No shower: What Lucid won't suffer, NASA believes, is psychological after-effects. Ever since Mir's 40-foot-long core was launched, in 1986, the Russians have tried to give it all the comforts of a little dacha in the sky. With dark green carpeting, light green walls and a white ceiling, the ""operations area'' (diagram) is cool and visually soothing. The private crew cabins have a porthole, hinged chairs and a sleeping bag. Behind a curtain are a shared suction-operated toilet, sink and place for sponge baths (no shower). Each crew member has ample privacy, says former astronaut Norman Thagard, the only other American to live on Mir: ""We could go for long periods of time without seeing each other.'' Still, it's not for everyone. Astronauts have to ace psychological tests of self-sufficiency, patience and ability to tolerate isolation. Beyond that, those with a ticket for Mir go through training developed by the Russians, which emphasizes coping with anything, from danger to boredom, that space might throw at them. ""For flights out to six months,'' says Thagard, ""there are no problems except, potentially, crew compatibility. Longer than that, we don't know.'' But he suspects that the problems would be fewer on a flight to Mars, ""because it would be more goal-oriented. That's a lot different than orbiting the Earth over and over.'' Or, in Lucid's case, over and over and over and...

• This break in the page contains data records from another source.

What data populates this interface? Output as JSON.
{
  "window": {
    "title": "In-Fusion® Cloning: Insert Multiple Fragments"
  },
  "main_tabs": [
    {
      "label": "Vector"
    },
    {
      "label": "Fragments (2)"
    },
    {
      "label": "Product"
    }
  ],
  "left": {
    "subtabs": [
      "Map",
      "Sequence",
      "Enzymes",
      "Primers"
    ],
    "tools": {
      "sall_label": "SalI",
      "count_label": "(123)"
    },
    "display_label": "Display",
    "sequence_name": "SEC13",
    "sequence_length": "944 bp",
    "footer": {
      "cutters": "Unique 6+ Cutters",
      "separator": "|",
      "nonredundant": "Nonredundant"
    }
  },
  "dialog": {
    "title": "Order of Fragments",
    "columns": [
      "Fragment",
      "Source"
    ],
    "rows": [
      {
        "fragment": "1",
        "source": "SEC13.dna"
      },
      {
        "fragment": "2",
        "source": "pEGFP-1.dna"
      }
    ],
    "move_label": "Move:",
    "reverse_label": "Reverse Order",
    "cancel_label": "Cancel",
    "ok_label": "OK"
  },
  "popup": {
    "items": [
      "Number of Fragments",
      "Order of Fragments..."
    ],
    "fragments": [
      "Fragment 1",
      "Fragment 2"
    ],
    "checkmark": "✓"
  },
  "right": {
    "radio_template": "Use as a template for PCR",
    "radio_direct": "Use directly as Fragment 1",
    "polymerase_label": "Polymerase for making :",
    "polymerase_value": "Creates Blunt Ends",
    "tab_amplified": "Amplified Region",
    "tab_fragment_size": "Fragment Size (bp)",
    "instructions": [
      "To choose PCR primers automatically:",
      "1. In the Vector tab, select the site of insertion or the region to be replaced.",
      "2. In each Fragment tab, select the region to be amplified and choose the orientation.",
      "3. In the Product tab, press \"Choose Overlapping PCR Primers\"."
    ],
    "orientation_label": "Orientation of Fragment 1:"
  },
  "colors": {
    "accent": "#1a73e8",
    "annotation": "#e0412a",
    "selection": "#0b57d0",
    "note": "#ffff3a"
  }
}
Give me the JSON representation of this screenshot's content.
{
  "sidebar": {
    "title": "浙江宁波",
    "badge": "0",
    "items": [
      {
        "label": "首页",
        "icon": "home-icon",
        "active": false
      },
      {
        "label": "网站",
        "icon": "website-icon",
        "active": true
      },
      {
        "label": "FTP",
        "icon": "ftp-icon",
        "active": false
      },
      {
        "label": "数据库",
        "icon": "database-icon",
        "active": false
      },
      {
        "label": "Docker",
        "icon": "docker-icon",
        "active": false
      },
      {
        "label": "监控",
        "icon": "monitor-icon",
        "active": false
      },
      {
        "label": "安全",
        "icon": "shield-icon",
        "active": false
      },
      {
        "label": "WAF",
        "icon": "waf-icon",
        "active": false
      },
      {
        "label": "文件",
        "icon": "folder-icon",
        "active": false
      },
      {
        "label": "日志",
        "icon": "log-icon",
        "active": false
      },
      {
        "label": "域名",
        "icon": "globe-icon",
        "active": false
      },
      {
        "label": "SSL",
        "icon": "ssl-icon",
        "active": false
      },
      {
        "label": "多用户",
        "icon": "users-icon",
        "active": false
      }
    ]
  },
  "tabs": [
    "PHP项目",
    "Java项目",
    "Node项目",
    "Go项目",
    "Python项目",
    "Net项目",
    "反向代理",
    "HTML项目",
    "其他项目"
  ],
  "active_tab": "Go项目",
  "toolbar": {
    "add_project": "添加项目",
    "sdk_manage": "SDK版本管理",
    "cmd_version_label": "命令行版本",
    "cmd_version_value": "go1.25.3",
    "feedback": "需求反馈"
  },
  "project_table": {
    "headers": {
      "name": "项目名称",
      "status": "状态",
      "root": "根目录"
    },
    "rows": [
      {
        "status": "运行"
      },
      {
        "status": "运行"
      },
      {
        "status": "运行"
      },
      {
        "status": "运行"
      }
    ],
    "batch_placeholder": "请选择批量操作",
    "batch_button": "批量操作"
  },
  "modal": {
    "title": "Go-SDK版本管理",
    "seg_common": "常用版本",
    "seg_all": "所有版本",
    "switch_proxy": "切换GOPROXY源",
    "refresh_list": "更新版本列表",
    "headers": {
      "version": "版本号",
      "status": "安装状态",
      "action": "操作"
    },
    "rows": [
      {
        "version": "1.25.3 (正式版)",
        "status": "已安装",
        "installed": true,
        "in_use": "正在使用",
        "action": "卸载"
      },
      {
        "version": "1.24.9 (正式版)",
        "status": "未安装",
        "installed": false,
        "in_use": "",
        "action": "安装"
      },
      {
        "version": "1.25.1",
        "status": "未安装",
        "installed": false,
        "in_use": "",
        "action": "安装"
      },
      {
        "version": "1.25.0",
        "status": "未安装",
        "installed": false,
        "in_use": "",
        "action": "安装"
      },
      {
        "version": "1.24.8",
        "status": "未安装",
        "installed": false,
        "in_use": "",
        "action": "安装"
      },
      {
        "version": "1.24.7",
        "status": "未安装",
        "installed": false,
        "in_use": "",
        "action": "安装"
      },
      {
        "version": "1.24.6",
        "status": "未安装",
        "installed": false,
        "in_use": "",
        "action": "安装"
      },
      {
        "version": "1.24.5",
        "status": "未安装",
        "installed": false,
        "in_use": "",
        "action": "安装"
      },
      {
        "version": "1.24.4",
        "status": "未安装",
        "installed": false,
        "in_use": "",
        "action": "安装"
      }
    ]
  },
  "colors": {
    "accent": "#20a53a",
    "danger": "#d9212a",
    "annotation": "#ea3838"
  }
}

Though American astronaut Shannon Lucid wasn't exactly living in luxury for the past six months, the Russian space-station Mir is not as claustrophobic as you might think. It consists of seven modules brought together over 10 years, and has more than 13,000 cubic feet of habitable space.
Core module: Mir's central compartment has a maximum diameter of 13.5 feet and a length of 43.3 feet. It has a kitchen, exercise bike and private crew cabins.
Kvant 2: Contains life-support equipment, solar arrays and a new bathroom, which replaced one in the core module. It has a privacy curtain and a suction toilet.
Spektr: Lucid slept in this 43-foot-long module, apart from the cosmonauts. It's used for atmospheric research and monitoring background radiation
Source: NASA, AP. Research by Brad Stone. Graphic by Dixon Rohr and Christoph Blumrich